- **Exercise**: Please state how many lines in the records below contain the word "this"; the answer should be a number and nothing else.

- **Provided records**:
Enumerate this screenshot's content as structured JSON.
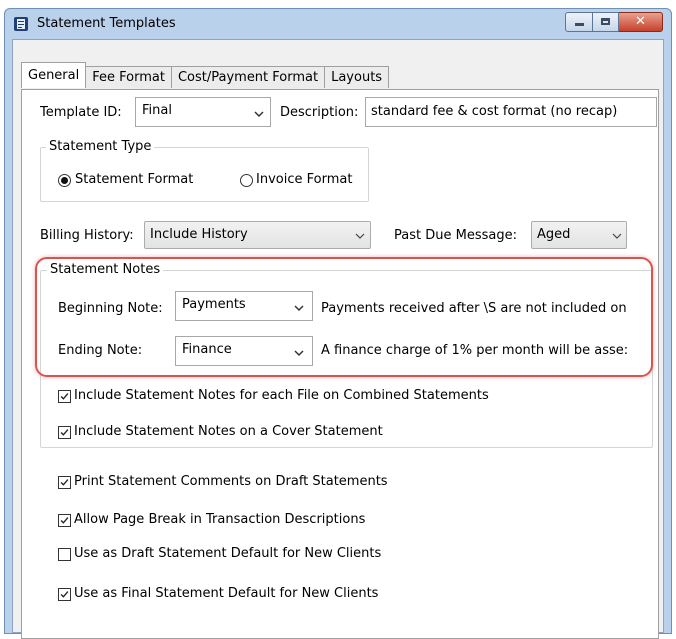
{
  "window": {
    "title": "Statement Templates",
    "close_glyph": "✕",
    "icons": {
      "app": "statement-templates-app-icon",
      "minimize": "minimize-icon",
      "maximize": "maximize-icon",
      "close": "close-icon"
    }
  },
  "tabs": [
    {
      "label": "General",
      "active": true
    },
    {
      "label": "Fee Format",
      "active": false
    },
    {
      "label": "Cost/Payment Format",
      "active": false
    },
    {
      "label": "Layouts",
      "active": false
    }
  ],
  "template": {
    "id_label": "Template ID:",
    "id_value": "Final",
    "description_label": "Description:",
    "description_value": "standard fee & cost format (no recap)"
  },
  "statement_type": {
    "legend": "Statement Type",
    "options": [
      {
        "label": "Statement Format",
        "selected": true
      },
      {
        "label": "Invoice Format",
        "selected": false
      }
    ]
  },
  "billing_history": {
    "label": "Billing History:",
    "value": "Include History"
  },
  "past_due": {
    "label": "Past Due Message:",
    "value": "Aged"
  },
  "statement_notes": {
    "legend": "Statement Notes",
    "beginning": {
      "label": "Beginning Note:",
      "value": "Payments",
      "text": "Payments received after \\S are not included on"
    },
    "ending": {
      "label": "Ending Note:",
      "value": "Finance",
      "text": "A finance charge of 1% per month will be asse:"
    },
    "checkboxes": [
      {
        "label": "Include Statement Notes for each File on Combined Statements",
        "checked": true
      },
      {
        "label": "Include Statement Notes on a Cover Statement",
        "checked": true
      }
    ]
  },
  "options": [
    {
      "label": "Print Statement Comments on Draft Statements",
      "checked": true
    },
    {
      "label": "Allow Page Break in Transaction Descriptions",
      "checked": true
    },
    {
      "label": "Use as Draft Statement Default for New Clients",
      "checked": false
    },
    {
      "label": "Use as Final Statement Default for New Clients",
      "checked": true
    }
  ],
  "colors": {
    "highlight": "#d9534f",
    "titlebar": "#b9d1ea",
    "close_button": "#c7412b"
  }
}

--

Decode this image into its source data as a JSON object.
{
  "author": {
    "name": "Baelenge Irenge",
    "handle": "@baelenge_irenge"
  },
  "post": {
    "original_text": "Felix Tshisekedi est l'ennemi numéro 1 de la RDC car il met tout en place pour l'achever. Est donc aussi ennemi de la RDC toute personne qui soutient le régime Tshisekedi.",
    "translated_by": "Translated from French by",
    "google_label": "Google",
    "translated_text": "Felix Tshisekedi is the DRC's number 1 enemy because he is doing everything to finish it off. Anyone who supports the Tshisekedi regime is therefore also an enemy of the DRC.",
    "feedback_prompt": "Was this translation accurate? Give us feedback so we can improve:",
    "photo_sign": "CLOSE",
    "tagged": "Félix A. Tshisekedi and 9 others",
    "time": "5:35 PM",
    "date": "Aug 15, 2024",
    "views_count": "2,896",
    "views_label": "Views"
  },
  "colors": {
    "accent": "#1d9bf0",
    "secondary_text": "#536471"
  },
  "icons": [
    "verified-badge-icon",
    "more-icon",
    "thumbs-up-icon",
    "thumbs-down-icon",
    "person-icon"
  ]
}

- **Response area**: 3